Viktoria (12m 18s):

Okay. So I can actually talk also from my own experience, I told you, like, I'm very engaged in diversity thing. So I was building up with some other colleagues, huge female network within the company of 800 people. So when Corona came up, like everyone was like, Oh my God, we are just sitting at home and how to engage with each other. And actually we were one of the first ones saying, okay, we just do coffee dates with the people. So you get still this feeling of connection with each other and of this 800 people, like within a few days, more than 100 were like engaging, just filling up XO spreadsheets, like saying, okay, I will have an appointment with this people because we didn't have any other tools.


Viktoria (13m 1s):

Right. They just wanted to get connected. And especially new joiners, I had so many new journals talking to me. It was like really just 15 minute talks, but they were so important. And the same time you get a connection with a person who's there in the company for six years. And I was like, okay, just hit me up whenever you have any question and you need like some information about how getting things done or something, you know? So I think this is a very, very special tool, especially because I have the same feeling about this making appointments. Like I don't want to use that because I keep rescheduling stuff. I keep rescheduling stuff because I have so much to do during the day. And especially I forget about my breaks, right? So this was the main idea about that.


Viktoria (13m 42s):

They were saying, okay, the tool itself tells me to make a break, especially when it sees, I have like some, like I have no appointments in between. And then I can still say no, but like in this moment, you, you might feel happy about that because I barely talked to my teammates nowadays, because we have our tasks and we don't need to talk to each other, but it would be nice. I'm always happy if someone calls.


Chad (14m 8s):

So what happens when Covid goes away and we're not relegated to staying home anymore? I mean, do you believe this issue is going to be de prioritized? Yeah,


Viktoria (14m 17s):
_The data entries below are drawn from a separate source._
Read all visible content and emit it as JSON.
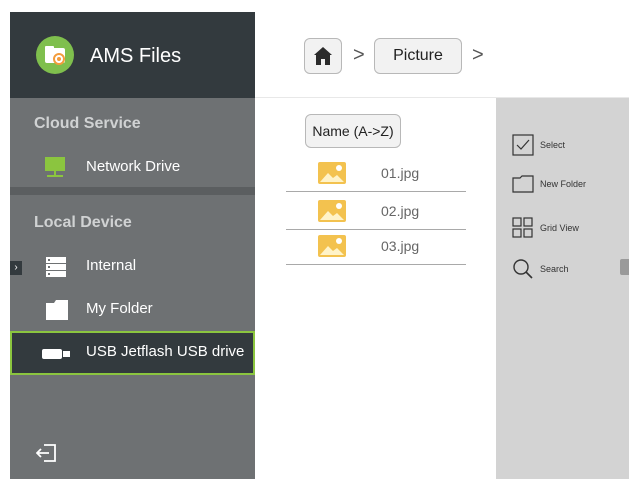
{
  "app": {
    "title": "AMS Files",
    "logo_icon": "folder-share-icon",
    "accent": "#8bc53f"
  },
  "sidebar": {
    "cloud_section": "Cloud Service",
    "local_section": "Local Device",
    "items": [
      {
        "label": "Network Drive",
        "icon": "network-drive-icon"
      },
      {
        "label": "Internal",
        "icon": "storage-icon"
      },
      {
        "label": "My Folder",
        "icon": "folder-icon"
      },
      {
        "label": "USB Jetflash USB drive",
        "icon": "usb-drive-icon",
        "selected": true
      }
    ],
    "expand_glyph": "›",
    "logout_icon": "logout-icon"
  },
  "breadcrumb": {
    "home_icon": "home-icon",
    "separator": ">",
    "current": "Picture"
  },
  "file_list": {
    "sort_label": "Name (A->Z)",
    "files": [
      {
        "name": "01.jpg",
        "icon": "image-icon"
      },
      {
        "name": "02.jpg",
        "icon": "image-icon"
      },
      {
        "name": "03.jpg",
        "icon": "image-icon"
      }
    ]
  },
  "actions": [
    {
      "label": "Select",
      "icon": "checkbox-icon"
    },
    {
      "label": "New Folder",
      "icon": "folder-outline-icon"
    },
    {
      "label": "Grid View",
      "icon": "grid-icon"
    },
    {
      "label": "Search",
      "icon": "search-icon"
    }
  ]
}
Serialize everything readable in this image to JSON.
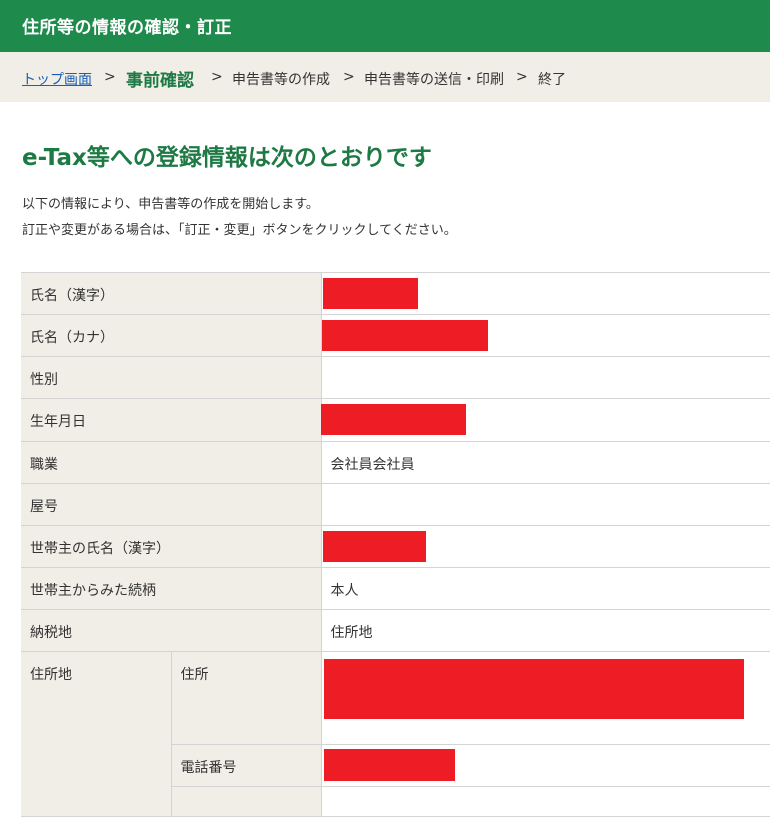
{
  "header": {
    "title": "住所等の情報の確認・訂正"
  },
  "breadcrumb": {
    "items": [
      "トップ画面",
      "事前確認",
      "申告書等の作成",
      "申告書等の送信・印刷",
      "終了"
    ],
    "separator": ">",
    "current_index": 1
  },
  "main": {
    "title": "e-Tax等への登録情報は次のとおりです",
    "intro_lines": [
      "以下の情報により、申告書等の作成を開始します。",
      "訂正や変更がある場合は、「訂正・変更」ボタンをクリックしてください。"
    ]
  },
  "table": {
    "rows": [
      {
        "label": "氏名（漢字）",
        "value": "",
        "redacted": true
      },
      {
        "label": "氏名（カナ）",
        "value": "",
        "redacted": true
      },
      {
        "label": "性別",
        "value": "",
        "redacted": false
      },
      {
        "label": "生年月日",
        "value": "",
        "redacted": true
      },
      {
        "label": "職業",
        "value": "会社員会社員",
        "redacted": false
      },
      {
        "label": "屋号",
        "value": "",
        "redacted": false
      },
      {
        "label": "世帯主の氏名（漢字）",
        "value": "",
        "redacted": true
      },
      {
        "label": "世帯主からみた続柄",
        "value": "本人",
        "redacted": false
      },
      {
        "label": "納税地",
        "value": "住所地",
        "redacted": false
      }
    ],
    "address_group": {
      "label": "住所地",
      "sub_rows": [
        {
          "label": "住所",
          "value": "",
          "redacted": true
        },
        {
          "label": "電話番号",
          "value": "",
          "redacted": true
        }
      ]
    }
  },
  "colors": {
    "header_bg": "#1e8a4c",
    "title_green": "#1e7a44",
    "label_bg": "#f0eee6",
    "redaction": "#ee1c25",
    "link": "#1a5fb4"
  }
}
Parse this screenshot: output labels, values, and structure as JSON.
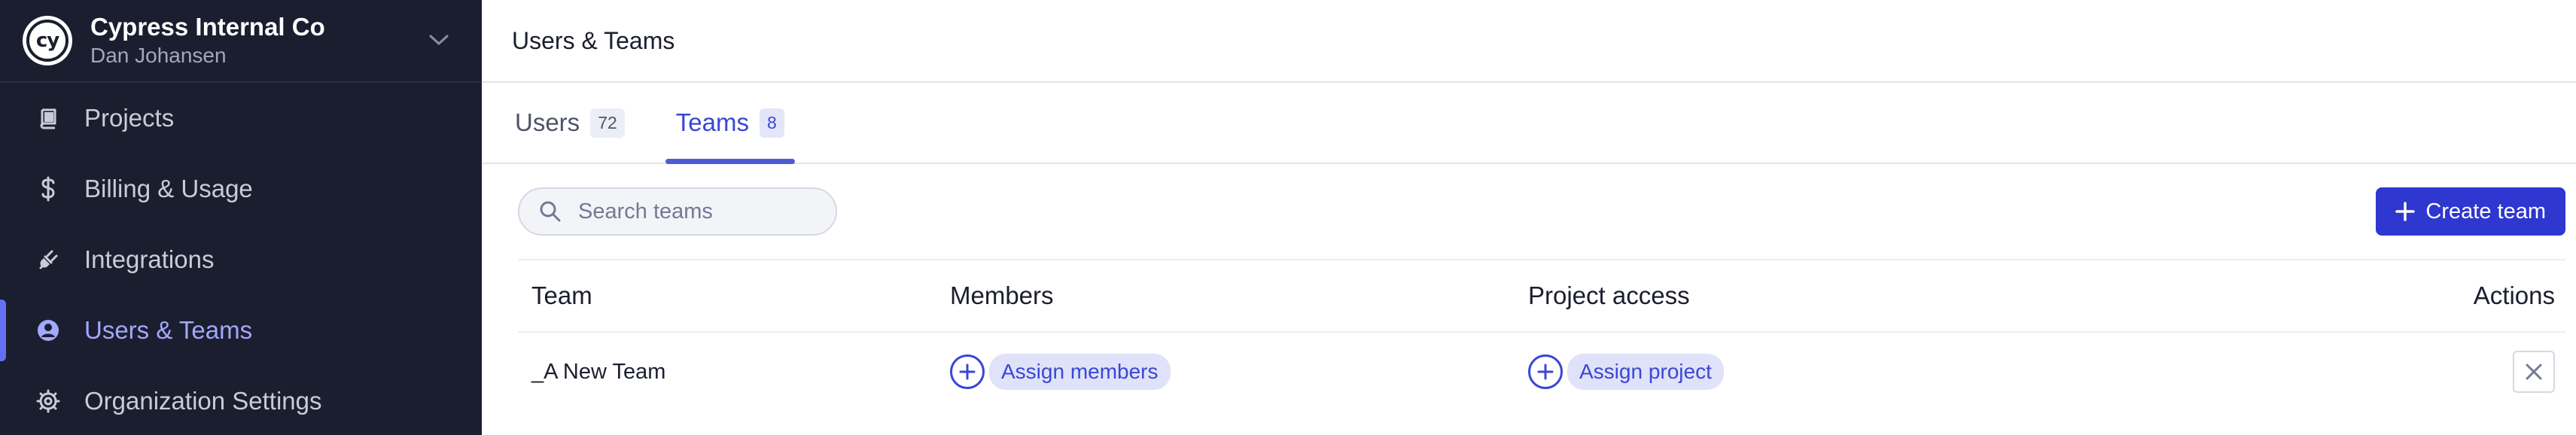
{
  "org": {
    "logo_text": "cy",
    "name": "Cypress Internal Co",
    "user": "Dan Johansen"
  },
  "sidebar": {
    "items": [
      {
        "label": "Projects",
        "icon": "book-icon",
        "active": false
      },
      {
        "label": "Billing & Usage",
        "icon": "dollar-icon",
        "active": false
      },
      {
        "label": "Integrations",
        "icon": "plug-icon",
        "active": false
      },
      {
        "label": "Users & Teams",
        "icon": "user-circle-icon",
        "active": true
      },
      {
        "label": "Organization Settings",
        "icon": "gear-icon",
        "active": false
      }
    ]
  },
  "header": {
    "title": "Users & Teams"
  },
  "tabs": [
    {
      "label": "Users",
      "count": "72",
      "active": false
    },
    {
      "label": "Teams",
      "count": "8",
      "active": true
    }
  ],
  "search": {
    "placeholder": "Search teams",
    "value": ""
  },
  "toolbar": {
    "create_label": "Create team"
  },
  "table": {
    "columns": [
      "Team",
      "Members",
      "Project access",
      "Actions"
    ],
    "rows": [
      {
        "team": "_A New Team",
        "members_action": "Assign members",
        "access_action": "Assign project"
      }
    ]
  },
  "colors": {
    "sidebar_bg": "#1b1e2e",
    "accent": "#3a46d6",
    "primary_button": "#2e37cf",
    "active_indicator": "#6470f3"
  }
}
Sure about that. Because I was also reading some studies, at least for Germany, for the German market. So almost half of the people like the employers, they don't want to go back to the office. And the only reason people want to go back to the office is to meet the people, to talk to them again, to network. This is the number one reason. There are some other reasons for sure, but this is the number one reason. So it will be kind of a part-time thing. Maybe we will go back, but probably it will be always a half-time thing, going back. So we need tools to stay connected. It's really like, I believe there's a so important because companies will have a huge issue because of this disconnection.


Viktoria (15m 3s):

Because at one point, like, you will say what I do this for this company, because you don't feel this bonding anymore. You're too far away from like being engaged in there.


Chad (15m 14s):

No zoom fatigue is real. So, you know, does anyone really want to go on another video call? No matter what, you know, you feel like you're on video calls all day. Do you really feel like you want to jump on another one, even though it's only for five minutes and maybe you're not talking about work, how do you get past the zoom fatigue rule? Yeah.


Viktoria (15m 35s):

This is actually like the only issue I see for sure, because we like need time, like a screen off time. But at the same time, I feel like for example, so in the tool itself, we definitely one, like we made a setting where you say, how often can you get called and which times you prefer, for example also. So you have definitely control over that. So you don't get pinged all the time. This is really important because it gets, it can get like annoying too. But for example, at the end of the day before the weekend, for example, you're just saying, okay, let's have a beer together. It's almost the end of the day.


Viktoria (16m 15s):

Right. And you feel great just talking to someone randomly or some of your team colleagues, even feeling this connection right now, having this beer and just be happy about like going into the weekend.


Chad